# What is needed
If a record holds a picture, leave the picture out, but write out everything else exactly.

# Data shown
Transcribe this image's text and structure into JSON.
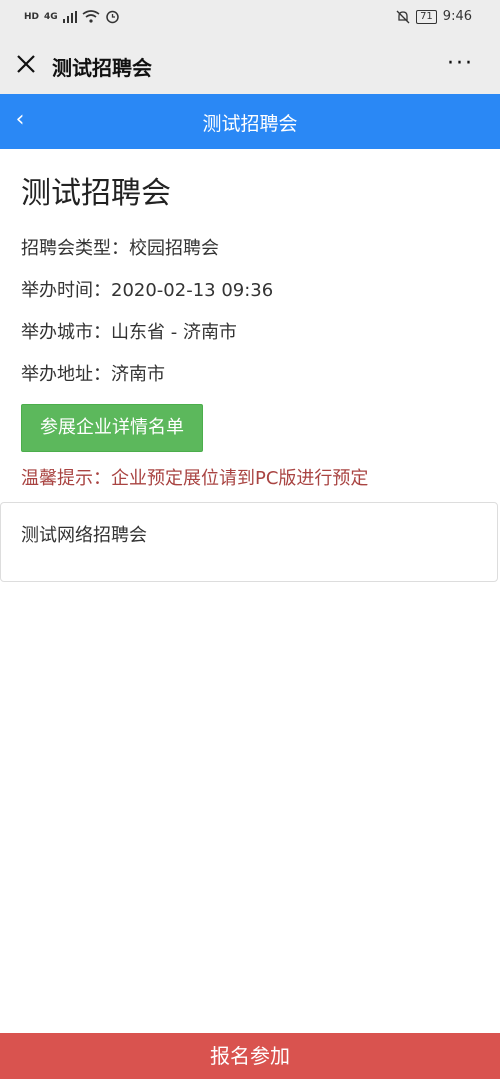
{
  "status_bar": {
    "hd_label": "HD",
    "network_label": "4G",
    "battery": "71",
    "time": "9:46"
  },
  "wechat_bar": {
    "title": "测试招聘会",
    "more": "···"
  },
  "header": {
    "back": "‹",
    "title": "测试招聘会"
  },
  "event": {
    "title": "测试招聘会",
    "type_row": "招聘会类型：校园招聘会",
    "time_row": "举办时间：2020-02-13 09:36",
    "city_row": "举办城市：山东省 - 济南市",
    "address_row": "举办地址：济南市",
    "detail_button": "参展企业详情名单",
    "tip": "温馨提示：企业预定展位请到PC版进行预定"
  },
  "card": {
    "text": "测试网络招聘会"
  },
  "footer": {
    "signup_button": "报名参加"
  }
}
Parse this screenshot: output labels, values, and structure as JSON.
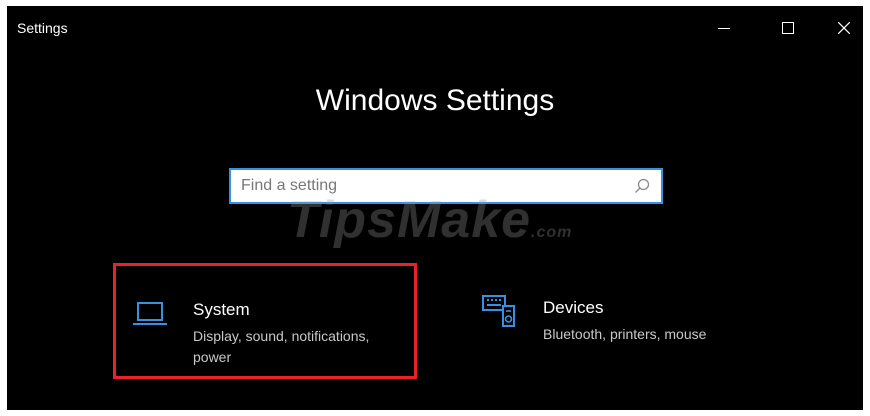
{
  "window": {
    "title": "Settings",
    "controls": {
      "minimize": "minimize",
      "maximize": "maximize",
      "close": "close"
    }
  },
  "main": {
    "heading": "Windows Settings",
    "search": {
      "placeholder": "Find a setting",
      "value": ""
    },
    "watermark": {
      "brand": "TipsMake",
      "suffix": ".com"
    }
  },
  "categories": [
    {
      "name": "System",
      "description": "Display, sound, notifications, power",
      "icon": "laptop-icon",
      "highlighted": true
    },
    {
      "name": "Devices",
      "description": "Bluetooth, printers, mouse",
      "icon": "devices-icon",
      "highlighted": false
    }
  ],
  "colors": {
    "background": "#000000",
    "accent": "#3a8fe0",
    "highlight": "#e8212b",
    "text": "#ffffff",
    "subtext": "#c8c8c8"
  }
}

# Task solution
Transcribe this image's text and structure into JSON.
{
  "status_bar": {
    "hd_label": "HD",
    "network_label": "4G",
    "battery": "71",
    "time": "9:46"
  },
  "wechat_bar": {
    "title": "测试招聘会",
    "more": "···"
  },
  "header": {
    "back": "‹",
    "title": "测试招聘会"
  },
  "event": {
    "title": "测试招聘会",
    "type_row": "招聘会类型：校园招聘会",
    "time_row": "举办时间：2020-02-13 09:36",
    "city_row": "举办城市：山东省 - 济南市",
    "address_row": "举办地址：济南市",
    "detail_button": "参展企业详情名单",
    "tip": "温馨提示：企业预定展位请到PC版进行预定"
  },
  "card": {
    "text": "测试网络招聘会"
  },
  "footer": {
    "signup_button": "报名参加"
  }
}
Parse this screenshot: output labels, values, and structure as JSON.
{
  "window": {
    "title": "Settings",
    "controls": {
      "minimize": "minimize",
      "maximize": "maximize",
      "close": "close"
    }
  },
  "main": {
    "heading": "Windows Settings",
    "search": {
      "placeholder": "Find a setting",
      "value": ""
    },
    "watermark": {
      "brand": "TipsMake",
      "suffix": ".com"
    }
  },
  "categories": [
    {
      "name": "System",
      "description": "Display, sound, notifications, power",
      "icon": "laptop-icon",
      "highlighted": true
    },
    {
      "name": "Devices",
      "description": "Bluetooth, printers, mouse",
      "icon": "devices-icon",
      "highlighted": false
    }
  ],
  "colors": {
    "background": "#000000",
    "accent": "#3a8fe0",
    "highlight": "#e8212b",
    "text": "#ffffff",
    "subtext": "#c8c8c8"
  }
}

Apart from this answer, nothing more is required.